_Assignment_
Everything in the records except the pictures must be copied out exactly.

BEGIN Supplied entries

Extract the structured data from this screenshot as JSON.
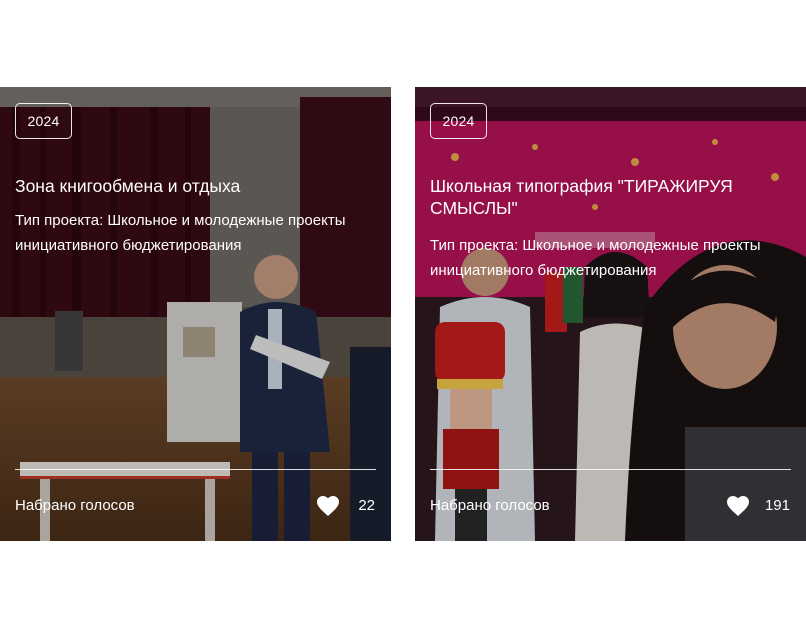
{
  "cards": [
    {
      "year": "2024",
      "title": "Зона книгообмена и отдыха",
      "type_text": "Тип проекта: Школьное и молодежные проекты инициативного бюджетирования",
      "votes_label": "Набрано голосов",
      "votes_count": "22",
      "icon": "heart-icon"
    },
    {
      "year": "2024",
      "title": "Школьная типография \"ТИРАЖИРУЯ СМЫСЛЫ\"",
      "type_text": "Тип проекта: Школьное и молодежные проекты инициативного бюджетирования",
      "votes_label": "Набрано голосов",
      "votes_count": "191",
      "icon": "heart-icon"
    }
  ],
  "colors": {
    "overlay_text": "#ffffff",
    "page_background": "#ffffff"
  }
}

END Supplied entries

_Written response_
Extract the structured data from this screenshot as JSON.
{
  "cards": [
    {
      "year": "2024",
      "title": "Зона книгообмена и отдыха",
      "type_text": "Тип проекта: Школьное и молодежные проекты инициативного бюджетирования",
      "votes_label": "Набрано голосов",
      "votes_count": "22",
      "icon": "heart-icon"
    },
    {
      "year": "2024",
      "title": "Школьная типография \"ТИРАЖИРУЯ СМЫСЛЫ\"",
      "type_text": "Тип проекта: Школьное и молодежные проекты инициативного бюджетирования",
      "votes_label": "Набрано голосов",
      "votes_count": "191",
      "icon": "heart-icon"
    }
  ],
  "colors": {
    "overlay_text": "#ffffff",
    "page_background": "#ffffff"
  }
}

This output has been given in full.